In the entries that follow, how many lines hold "Kroger"? Nothing but the number is expected.

#### Excerpted data

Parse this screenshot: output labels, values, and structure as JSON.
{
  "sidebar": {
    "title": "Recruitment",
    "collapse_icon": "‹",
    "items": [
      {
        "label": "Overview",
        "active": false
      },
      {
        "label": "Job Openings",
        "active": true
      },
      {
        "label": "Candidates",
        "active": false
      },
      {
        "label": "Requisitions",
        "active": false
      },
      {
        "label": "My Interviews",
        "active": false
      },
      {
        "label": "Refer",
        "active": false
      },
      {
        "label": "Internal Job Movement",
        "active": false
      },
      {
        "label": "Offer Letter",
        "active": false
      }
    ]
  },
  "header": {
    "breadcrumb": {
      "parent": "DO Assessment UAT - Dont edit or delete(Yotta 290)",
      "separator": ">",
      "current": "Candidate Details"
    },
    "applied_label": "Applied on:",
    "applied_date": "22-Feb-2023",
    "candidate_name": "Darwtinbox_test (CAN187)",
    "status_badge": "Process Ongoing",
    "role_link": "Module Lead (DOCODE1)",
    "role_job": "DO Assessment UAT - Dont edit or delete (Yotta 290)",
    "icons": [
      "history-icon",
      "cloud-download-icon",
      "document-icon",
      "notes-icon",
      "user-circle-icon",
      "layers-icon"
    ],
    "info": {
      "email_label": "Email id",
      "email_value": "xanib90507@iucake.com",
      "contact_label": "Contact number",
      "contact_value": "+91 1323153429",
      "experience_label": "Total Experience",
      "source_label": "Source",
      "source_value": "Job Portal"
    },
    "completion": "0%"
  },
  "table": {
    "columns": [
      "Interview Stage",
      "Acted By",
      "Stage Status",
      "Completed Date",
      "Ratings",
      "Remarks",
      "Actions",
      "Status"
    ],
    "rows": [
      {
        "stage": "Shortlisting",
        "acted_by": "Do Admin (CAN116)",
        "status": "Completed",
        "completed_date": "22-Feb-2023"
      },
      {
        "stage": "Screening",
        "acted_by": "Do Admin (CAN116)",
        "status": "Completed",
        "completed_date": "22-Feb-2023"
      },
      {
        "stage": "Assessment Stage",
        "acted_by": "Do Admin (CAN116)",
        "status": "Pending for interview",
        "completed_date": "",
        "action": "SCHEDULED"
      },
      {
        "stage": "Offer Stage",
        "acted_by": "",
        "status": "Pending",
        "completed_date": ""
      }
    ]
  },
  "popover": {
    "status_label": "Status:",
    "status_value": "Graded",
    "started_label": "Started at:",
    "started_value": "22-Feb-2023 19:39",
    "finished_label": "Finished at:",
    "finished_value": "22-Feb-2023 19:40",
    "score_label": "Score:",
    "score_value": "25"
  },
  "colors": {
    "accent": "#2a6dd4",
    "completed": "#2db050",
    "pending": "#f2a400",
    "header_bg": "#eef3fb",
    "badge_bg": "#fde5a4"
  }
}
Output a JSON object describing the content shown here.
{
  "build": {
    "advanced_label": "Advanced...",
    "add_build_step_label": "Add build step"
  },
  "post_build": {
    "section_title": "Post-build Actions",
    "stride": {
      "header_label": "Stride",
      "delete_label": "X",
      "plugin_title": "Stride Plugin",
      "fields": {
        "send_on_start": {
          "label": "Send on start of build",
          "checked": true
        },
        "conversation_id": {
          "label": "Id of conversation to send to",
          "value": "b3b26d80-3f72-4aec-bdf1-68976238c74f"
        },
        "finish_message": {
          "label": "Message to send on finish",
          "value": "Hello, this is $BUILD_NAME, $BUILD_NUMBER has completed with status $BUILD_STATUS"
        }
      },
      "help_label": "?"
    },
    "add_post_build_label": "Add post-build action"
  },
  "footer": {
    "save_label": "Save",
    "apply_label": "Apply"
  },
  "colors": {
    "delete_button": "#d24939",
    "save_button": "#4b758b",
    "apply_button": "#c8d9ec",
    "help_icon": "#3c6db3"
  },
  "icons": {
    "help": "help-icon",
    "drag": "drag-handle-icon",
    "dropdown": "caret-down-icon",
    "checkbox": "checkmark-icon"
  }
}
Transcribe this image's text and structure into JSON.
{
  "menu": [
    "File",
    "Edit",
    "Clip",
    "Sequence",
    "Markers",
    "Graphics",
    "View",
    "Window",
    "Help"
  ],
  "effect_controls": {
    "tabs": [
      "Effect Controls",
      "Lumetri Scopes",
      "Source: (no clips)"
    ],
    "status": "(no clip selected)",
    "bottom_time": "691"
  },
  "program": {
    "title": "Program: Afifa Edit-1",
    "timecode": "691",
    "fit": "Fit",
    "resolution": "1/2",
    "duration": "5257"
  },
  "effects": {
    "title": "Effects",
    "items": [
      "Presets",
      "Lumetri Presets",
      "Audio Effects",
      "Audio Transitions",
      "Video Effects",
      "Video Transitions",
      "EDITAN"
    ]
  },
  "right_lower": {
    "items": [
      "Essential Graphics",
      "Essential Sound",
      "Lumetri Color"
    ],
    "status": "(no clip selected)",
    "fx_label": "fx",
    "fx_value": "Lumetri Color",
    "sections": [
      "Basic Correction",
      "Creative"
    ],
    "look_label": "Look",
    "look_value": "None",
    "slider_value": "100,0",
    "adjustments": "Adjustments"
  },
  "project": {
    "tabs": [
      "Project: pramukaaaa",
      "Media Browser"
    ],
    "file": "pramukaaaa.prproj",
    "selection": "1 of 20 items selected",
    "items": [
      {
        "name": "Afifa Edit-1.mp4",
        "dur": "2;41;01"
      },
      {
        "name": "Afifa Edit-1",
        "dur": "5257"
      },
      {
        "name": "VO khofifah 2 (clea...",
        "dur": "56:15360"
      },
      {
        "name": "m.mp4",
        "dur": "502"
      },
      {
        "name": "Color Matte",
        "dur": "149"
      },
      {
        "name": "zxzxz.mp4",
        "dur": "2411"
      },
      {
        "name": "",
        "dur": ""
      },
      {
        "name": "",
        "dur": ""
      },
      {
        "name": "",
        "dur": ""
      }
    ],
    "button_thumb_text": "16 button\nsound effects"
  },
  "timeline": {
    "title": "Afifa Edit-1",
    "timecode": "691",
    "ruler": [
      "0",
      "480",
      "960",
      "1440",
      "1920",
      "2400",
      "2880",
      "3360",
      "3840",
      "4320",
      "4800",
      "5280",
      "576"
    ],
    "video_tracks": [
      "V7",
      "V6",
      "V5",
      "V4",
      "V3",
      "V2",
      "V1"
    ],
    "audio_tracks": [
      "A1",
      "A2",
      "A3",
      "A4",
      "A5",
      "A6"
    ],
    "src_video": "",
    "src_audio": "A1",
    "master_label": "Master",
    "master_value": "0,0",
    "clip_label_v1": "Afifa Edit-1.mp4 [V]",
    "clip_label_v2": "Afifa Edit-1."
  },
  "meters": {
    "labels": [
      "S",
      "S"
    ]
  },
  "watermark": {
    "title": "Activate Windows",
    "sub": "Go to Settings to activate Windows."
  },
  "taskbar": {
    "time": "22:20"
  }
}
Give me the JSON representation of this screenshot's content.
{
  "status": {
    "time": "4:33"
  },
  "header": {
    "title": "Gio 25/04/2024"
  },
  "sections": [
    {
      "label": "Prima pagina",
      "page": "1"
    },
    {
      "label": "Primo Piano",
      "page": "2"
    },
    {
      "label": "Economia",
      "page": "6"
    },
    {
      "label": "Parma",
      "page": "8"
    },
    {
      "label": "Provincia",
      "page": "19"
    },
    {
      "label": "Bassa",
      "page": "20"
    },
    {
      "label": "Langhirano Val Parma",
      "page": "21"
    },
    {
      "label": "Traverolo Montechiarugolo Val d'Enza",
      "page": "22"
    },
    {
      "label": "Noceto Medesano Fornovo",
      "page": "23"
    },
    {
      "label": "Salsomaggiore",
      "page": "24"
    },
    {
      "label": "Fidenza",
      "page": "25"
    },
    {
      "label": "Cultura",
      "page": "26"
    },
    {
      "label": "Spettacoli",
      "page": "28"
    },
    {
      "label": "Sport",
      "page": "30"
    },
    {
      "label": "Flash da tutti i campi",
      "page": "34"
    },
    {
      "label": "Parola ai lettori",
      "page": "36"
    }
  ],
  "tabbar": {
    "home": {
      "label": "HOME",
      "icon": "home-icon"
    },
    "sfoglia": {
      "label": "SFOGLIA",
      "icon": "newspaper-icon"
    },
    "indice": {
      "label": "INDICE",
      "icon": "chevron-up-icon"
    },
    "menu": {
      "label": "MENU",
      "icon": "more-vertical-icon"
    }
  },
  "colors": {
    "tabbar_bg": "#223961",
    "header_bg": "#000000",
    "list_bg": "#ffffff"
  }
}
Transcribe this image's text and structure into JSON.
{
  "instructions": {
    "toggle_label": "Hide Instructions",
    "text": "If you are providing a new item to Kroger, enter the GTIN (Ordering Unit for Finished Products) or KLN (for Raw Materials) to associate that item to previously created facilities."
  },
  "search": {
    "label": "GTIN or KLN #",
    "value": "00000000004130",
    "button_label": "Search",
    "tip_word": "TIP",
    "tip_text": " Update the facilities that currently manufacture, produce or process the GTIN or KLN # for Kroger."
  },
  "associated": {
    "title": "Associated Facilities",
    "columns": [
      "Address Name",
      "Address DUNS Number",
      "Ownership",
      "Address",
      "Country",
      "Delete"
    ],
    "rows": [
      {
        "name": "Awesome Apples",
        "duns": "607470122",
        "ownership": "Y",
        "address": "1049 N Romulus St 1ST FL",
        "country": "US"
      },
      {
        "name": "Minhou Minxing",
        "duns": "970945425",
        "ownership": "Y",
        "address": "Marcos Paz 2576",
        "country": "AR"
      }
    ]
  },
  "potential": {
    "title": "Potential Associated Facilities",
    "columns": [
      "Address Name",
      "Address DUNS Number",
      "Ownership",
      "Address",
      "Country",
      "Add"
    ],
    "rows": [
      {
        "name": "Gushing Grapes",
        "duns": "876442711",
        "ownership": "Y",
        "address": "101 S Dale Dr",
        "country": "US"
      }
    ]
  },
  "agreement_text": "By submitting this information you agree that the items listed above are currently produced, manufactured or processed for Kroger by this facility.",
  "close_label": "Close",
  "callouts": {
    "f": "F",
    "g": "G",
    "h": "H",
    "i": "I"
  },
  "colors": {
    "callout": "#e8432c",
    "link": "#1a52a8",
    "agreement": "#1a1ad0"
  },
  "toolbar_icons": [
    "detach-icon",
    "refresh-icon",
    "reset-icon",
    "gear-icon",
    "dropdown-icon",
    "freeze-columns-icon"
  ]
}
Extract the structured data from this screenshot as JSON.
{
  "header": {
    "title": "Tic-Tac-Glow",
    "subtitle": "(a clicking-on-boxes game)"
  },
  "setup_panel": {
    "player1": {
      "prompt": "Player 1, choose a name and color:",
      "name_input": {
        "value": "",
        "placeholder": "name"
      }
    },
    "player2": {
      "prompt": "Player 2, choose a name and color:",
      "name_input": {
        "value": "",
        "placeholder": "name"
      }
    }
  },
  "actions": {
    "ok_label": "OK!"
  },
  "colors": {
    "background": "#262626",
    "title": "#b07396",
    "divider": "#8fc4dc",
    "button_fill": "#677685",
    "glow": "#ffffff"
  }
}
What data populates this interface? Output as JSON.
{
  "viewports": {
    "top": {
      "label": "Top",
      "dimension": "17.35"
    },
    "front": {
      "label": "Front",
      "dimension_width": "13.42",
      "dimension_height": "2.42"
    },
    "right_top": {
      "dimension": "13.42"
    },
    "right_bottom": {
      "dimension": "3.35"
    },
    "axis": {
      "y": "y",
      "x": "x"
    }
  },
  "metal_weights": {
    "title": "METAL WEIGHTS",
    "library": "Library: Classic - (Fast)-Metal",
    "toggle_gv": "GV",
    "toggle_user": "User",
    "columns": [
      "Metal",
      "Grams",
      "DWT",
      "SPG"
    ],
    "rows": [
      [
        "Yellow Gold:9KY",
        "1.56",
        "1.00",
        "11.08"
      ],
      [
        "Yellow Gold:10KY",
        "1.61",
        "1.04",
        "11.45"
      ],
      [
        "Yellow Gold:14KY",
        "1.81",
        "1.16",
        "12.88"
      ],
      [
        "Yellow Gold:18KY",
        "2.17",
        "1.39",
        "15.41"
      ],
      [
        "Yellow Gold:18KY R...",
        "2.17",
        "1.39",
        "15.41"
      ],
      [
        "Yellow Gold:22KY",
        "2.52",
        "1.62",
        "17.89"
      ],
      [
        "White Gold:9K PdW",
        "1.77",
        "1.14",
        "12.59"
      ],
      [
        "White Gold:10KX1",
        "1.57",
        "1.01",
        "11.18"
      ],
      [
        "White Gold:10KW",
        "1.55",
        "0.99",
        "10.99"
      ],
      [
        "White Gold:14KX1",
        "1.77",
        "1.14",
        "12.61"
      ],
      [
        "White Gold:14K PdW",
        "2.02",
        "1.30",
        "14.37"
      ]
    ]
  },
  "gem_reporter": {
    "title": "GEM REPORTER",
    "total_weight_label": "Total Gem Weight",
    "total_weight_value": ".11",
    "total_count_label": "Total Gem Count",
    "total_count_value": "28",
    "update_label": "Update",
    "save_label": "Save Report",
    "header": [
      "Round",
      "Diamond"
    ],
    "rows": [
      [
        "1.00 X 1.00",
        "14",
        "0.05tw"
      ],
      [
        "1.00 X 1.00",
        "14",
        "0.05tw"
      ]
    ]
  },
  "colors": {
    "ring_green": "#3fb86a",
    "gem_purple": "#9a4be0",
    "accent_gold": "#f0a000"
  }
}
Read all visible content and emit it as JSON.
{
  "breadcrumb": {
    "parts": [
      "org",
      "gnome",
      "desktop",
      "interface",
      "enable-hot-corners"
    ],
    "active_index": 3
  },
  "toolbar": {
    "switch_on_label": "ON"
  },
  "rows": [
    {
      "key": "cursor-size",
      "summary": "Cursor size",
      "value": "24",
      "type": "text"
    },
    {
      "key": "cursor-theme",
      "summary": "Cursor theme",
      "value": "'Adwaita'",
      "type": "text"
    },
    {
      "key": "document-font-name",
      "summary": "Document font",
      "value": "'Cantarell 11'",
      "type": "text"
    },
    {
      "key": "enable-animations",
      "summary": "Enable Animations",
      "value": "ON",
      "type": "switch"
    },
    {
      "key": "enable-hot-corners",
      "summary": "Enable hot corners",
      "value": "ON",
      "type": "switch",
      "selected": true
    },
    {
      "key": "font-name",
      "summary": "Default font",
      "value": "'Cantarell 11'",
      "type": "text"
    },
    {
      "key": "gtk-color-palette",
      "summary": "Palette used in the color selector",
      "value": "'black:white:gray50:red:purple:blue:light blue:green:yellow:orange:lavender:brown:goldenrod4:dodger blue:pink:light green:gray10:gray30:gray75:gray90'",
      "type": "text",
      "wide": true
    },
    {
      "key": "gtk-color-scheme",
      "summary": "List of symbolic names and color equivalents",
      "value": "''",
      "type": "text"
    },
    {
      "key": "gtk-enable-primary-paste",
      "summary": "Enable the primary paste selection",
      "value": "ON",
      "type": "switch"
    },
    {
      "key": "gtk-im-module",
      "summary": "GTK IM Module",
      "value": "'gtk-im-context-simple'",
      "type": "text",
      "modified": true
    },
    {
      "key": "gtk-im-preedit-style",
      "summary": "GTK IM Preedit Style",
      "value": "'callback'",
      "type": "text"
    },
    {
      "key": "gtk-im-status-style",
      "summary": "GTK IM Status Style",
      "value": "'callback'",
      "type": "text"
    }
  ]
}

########

[Expected output]
3